hood behind his head, he seated the little girl on it and took her down to his splendid dwelling-house beneath the earth. In the central hall he presented her to the snake-queen and to all the snake-princes, and told them that in no circumstances whatever were they to bite the little daughter-in-law.

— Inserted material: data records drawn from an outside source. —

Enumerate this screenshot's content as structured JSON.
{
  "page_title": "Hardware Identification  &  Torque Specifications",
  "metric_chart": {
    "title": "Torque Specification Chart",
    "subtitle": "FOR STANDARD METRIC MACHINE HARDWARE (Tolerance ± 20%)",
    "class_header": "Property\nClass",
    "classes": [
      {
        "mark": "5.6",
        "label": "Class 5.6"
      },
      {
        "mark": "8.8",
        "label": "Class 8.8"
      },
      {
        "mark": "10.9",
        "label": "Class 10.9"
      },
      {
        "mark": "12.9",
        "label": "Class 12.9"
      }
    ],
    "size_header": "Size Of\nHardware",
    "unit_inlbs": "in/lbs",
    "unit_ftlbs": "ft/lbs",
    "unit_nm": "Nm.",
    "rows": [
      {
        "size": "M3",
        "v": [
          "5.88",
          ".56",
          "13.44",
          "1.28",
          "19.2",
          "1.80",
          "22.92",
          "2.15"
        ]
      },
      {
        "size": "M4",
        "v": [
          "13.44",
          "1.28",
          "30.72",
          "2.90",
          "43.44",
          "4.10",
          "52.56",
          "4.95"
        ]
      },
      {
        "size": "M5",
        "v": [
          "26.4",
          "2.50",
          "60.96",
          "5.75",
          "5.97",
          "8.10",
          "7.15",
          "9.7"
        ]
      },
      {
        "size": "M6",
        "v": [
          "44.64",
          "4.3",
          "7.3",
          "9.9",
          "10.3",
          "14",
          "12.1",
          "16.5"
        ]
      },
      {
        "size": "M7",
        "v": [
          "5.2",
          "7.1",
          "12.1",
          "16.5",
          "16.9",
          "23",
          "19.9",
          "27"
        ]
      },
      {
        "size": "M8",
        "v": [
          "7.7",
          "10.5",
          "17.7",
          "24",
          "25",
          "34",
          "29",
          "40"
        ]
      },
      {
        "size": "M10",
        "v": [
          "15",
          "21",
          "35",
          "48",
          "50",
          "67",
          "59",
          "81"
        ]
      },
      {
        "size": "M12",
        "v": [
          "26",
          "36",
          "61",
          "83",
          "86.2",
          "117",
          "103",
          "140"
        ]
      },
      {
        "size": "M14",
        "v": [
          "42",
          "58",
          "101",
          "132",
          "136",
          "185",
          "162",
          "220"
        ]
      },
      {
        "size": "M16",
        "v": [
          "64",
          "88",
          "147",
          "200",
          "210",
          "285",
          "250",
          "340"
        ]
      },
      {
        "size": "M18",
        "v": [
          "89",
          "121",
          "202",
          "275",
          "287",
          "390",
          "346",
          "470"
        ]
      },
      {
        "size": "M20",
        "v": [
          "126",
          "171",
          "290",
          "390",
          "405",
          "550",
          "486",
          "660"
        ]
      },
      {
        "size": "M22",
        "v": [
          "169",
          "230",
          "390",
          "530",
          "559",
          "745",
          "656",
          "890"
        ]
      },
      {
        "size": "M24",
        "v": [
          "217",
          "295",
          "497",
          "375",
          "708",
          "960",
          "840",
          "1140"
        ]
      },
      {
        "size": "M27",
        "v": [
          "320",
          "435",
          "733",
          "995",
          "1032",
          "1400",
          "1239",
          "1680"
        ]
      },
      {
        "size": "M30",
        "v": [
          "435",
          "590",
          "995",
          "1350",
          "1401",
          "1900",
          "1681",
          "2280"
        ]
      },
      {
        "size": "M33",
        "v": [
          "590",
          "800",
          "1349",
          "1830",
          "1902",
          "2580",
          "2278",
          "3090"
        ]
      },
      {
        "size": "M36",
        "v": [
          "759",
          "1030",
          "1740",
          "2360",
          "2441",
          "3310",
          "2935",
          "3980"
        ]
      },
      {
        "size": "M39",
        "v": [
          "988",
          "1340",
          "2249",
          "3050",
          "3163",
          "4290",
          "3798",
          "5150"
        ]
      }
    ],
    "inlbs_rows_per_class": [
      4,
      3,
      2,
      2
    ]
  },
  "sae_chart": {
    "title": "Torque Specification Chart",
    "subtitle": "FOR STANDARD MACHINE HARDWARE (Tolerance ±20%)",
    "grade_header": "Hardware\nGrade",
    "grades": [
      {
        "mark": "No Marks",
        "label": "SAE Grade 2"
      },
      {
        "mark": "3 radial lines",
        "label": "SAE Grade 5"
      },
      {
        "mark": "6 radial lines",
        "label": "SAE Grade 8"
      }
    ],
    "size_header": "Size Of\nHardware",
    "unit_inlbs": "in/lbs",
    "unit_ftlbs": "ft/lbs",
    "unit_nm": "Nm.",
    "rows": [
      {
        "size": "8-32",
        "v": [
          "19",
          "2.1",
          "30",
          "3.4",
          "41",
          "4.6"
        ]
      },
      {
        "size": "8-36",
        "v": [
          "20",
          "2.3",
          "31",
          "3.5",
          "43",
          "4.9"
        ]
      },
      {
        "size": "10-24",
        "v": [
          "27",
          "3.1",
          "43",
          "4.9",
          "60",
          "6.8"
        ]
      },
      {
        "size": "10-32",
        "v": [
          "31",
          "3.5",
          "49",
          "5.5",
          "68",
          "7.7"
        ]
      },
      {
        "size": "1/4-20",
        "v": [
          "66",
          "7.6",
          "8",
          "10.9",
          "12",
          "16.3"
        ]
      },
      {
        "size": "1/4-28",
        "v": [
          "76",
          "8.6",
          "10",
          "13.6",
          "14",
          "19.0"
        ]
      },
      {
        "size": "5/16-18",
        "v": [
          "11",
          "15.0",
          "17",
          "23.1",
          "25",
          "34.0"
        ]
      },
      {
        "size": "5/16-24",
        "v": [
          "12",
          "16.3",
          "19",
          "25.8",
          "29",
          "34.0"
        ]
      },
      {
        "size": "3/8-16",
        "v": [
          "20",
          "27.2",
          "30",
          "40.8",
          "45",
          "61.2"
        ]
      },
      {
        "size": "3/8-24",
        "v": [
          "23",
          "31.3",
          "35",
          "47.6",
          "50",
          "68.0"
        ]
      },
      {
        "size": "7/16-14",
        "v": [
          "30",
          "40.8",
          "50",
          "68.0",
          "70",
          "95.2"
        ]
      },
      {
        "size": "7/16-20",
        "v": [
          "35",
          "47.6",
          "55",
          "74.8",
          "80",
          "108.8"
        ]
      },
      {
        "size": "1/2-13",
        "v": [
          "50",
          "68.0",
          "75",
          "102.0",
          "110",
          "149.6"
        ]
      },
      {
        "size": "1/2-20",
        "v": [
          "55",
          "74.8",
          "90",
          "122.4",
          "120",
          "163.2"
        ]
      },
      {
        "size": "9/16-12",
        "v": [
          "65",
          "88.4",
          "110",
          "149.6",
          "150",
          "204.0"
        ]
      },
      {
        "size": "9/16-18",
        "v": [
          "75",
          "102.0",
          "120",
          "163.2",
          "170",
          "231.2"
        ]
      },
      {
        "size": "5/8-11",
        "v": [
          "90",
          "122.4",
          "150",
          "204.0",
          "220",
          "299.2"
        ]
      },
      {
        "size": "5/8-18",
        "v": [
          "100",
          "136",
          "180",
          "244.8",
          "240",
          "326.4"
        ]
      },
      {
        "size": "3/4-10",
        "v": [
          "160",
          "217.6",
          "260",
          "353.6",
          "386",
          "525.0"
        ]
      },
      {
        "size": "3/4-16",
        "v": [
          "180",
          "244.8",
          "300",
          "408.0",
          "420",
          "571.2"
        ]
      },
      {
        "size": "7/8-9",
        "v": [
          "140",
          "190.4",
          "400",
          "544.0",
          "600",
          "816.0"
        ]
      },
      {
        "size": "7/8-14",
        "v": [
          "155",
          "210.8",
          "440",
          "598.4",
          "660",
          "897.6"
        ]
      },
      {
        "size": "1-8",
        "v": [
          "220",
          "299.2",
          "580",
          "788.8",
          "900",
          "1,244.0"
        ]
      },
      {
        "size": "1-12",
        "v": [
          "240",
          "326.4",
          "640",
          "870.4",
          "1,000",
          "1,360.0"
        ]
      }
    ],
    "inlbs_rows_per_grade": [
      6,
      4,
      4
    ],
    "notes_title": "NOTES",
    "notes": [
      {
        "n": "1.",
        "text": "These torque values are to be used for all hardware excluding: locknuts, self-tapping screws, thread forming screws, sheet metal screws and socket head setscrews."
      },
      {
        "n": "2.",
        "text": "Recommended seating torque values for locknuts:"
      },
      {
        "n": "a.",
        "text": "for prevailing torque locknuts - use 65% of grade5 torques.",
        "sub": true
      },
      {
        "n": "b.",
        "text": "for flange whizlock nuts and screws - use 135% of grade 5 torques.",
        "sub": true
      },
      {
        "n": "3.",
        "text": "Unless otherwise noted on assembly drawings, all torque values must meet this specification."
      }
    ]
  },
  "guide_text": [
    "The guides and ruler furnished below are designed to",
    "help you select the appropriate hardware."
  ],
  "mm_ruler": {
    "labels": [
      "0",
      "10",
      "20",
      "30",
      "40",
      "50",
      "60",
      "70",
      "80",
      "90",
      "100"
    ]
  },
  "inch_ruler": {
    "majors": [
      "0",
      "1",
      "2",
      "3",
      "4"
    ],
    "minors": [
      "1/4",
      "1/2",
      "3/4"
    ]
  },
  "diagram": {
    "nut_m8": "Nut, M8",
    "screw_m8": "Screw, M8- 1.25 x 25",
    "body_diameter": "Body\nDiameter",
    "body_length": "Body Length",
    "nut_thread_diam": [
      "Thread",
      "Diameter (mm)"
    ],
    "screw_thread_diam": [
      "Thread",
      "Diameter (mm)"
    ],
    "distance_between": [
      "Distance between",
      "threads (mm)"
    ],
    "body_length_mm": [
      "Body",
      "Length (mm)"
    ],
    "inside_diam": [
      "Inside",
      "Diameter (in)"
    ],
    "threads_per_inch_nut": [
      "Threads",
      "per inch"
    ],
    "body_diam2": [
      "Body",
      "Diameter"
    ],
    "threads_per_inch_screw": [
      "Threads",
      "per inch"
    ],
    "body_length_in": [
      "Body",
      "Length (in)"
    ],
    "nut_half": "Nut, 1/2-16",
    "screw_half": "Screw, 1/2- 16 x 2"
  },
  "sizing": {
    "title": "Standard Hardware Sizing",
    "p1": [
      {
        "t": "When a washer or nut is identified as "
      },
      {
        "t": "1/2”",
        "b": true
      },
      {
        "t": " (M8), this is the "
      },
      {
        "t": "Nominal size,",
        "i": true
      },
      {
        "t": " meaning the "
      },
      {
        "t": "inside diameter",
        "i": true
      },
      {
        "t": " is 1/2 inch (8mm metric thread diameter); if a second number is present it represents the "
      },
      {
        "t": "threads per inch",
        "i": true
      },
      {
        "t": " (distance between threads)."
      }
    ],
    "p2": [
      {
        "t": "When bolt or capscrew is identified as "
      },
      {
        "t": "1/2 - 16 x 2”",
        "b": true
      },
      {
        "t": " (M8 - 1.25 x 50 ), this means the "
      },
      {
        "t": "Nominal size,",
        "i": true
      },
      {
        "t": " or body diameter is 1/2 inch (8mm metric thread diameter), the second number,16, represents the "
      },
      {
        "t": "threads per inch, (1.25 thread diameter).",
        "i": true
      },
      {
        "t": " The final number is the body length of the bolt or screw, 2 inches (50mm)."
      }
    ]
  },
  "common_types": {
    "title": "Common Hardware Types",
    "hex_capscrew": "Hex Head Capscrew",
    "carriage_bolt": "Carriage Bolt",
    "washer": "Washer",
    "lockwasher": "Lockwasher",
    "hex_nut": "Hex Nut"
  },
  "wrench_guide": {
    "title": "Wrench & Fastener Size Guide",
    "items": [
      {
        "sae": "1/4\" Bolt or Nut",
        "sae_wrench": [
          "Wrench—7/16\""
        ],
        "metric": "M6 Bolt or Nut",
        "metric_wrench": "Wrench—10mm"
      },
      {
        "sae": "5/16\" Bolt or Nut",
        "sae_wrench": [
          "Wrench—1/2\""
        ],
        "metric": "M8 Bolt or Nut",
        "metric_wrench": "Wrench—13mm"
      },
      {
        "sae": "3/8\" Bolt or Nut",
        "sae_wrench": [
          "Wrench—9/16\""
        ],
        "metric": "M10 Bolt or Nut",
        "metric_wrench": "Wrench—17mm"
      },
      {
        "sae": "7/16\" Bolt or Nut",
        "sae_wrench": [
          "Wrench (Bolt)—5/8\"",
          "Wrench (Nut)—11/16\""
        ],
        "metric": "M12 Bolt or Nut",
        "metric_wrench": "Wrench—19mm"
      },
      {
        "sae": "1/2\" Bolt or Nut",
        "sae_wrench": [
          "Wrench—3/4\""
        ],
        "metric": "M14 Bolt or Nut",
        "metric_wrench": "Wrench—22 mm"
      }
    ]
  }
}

One day the snake-queen was about to be confined. So she asked the little daughter-in-law to sit by her side with the lamp in her hand. The little daughter-in-law did so, and a little time afterwards the snake-queen gave birth to a fresh litter of little snake-princes. When the little daughter-in-law saw them all wriggling about, she was frightened out of her wits. She let the lamp slip out of her hands. It fell on the ground and burnt all the little snakes' tails off. The snake-queen did her best to comfort them, but the stumps of the little princes' tails ached so dreadfully that it was ever so long before the snake-queen could put them off to sleep. When the snake-king came home that evening, she told him what had happened. And she was so cross with the little daughter-in-law, that the snake-king had to promise that she should go back to her